* _The task_
Among the lines below, how many have the word "JSON"? The reply is that number alone.

* _Material supplied_
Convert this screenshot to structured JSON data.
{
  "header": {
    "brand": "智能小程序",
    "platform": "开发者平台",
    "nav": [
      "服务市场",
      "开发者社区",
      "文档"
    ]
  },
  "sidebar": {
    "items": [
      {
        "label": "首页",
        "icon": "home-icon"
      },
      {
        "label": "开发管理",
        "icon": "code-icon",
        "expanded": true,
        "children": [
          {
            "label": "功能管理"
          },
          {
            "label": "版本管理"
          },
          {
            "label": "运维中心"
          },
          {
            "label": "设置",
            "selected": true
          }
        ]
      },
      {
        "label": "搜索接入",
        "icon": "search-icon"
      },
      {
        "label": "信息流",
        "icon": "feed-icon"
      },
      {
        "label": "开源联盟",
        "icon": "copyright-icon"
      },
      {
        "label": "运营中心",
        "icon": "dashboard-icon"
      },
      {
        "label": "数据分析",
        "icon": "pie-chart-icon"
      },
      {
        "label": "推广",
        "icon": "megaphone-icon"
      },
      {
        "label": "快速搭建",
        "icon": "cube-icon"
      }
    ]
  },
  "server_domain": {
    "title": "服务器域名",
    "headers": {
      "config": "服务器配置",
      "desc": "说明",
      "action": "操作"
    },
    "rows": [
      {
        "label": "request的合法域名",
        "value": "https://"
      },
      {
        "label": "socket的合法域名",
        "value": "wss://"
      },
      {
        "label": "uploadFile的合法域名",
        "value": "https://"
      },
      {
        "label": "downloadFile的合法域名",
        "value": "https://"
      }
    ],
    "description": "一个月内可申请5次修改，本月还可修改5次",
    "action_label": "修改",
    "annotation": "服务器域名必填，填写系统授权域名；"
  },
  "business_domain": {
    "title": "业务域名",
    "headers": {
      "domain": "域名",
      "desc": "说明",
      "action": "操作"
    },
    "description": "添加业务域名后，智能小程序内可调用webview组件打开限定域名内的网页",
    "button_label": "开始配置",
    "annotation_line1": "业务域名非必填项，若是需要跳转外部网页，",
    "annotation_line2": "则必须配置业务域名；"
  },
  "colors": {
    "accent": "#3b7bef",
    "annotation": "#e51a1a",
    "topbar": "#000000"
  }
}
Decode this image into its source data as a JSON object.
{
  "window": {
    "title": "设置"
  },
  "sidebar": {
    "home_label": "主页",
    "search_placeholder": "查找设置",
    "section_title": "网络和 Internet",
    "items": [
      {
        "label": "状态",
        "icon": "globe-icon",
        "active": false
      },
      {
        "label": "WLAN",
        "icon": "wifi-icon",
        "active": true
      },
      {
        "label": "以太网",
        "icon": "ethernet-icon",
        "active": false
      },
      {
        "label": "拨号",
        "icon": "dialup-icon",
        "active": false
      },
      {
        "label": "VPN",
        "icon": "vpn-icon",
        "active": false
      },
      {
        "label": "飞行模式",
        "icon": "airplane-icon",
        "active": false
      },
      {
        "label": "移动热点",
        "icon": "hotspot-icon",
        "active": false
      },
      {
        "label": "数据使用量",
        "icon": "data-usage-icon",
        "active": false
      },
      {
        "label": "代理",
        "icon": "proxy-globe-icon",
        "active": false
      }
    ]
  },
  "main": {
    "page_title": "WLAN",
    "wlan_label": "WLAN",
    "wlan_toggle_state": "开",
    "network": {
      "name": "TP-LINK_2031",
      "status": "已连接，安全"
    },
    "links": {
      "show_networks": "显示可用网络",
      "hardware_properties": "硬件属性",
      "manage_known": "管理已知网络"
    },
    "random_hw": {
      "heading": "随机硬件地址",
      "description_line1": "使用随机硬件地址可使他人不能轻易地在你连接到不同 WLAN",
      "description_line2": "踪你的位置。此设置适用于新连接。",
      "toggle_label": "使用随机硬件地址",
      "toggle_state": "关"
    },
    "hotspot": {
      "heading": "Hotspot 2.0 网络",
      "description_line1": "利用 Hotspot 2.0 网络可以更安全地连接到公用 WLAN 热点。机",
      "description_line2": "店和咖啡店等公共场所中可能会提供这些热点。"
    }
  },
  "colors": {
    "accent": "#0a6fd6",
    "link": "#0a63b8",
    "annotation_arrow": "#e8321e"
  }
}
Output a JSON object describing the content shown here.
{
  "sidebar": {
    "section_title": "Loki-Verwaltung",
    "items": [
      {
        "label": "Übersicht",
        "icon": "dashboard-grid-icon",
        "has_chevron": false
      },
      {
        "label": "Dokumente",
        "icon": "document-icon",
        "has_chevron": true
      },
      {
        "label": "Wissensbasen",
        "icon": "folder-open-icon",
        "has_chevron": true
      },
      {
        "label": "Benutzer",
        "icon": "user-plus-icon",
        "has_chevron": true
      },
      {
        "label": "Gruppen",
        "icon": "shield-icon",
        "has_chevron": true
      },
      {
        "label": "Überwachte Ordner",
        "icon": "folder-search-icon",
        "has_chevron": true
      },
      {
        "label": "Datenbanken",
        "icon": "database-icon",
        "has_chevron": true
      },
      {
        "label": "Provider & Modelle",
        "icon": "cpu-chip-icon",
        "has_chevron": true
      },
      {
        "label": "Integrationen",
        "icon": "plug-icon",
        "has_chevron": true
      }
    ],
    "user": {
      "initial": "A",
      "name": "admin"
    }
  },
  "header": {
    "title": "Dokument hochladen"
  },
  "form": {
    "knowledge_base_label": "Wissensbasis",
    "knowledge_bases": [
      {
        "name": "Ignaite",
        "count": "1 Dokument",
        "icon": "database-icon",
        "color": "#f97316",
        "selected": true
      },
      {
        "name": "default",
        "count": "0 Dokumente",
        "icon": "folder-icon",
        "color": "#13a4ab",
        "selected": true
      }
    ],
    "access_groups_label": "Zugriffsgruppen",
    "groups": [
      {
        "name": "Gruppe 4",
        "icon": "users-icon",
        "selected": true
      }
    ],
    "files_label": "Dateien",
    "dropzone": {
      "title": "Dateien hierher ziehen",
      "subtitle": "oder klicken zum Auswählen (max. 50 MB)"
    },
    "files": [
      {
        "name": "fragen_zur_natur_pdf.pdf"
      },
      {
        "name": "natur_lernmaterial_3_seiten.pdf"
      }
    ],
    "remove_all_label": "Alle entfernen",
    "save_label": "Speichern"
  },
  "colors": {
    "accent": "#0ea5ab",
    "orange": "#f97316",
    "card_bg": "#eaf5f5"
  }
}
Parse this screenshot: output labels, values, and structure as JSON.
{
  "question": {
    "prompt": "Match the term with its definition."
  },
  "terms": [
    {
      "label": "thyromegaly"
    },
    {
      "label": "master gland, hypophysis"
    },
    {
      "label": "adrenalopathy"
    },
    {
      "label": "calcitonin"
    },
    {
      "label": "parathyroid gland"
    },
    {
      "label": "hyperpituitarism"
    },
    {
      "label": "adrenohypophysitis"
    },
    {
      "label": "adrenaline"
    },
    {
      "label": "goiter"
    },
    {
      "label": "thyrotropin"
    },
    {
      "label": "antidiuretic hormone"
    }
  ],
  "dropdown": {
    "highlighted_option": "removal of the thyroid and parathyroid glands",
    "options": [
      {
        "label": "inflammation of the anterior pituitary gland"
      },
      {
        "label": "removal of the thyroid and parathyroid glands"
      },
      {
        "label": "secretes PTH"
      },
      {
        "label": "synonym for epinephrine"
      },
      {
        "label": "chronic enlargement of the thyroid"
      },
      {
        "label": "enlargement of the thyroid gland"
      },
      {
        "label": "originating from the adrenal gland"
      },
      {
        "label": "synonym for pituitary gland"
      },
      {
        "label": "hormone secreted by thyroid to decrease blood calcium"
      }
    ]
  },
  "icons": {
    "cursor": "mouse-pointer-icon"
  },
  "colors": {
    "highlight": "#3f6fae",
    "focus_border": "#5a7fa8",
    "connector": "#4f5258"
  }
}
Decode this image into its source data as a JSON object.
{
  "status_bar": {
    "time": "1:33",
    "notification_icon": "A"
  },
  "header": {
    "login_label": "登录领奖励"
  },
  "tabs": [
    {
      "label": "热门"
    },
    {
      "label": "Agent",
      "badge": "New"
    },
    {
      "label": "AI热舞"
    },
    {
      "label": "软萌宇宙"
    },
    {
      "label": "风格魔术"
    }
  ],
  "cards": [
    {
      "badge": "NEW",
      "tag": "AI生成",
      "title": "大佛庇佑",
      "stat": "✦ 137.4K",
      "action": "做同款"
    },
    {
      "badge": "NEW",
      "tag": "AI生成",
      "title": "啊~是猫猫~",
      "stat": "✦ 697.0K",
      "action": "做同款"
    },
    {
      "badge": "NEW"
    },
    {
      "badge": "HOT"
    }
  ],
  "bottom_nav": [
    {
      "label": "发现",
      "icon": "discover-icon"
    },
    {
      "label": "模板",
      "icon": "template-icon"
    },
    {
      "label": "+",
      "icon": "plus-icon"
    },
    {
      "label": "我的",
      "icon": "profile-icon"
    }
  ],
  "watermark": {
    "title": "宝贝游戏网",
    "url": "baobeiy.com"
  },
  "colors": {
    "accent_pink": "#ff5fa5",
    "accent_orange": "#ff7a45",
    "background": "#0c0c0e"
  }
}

* _Answer section_
5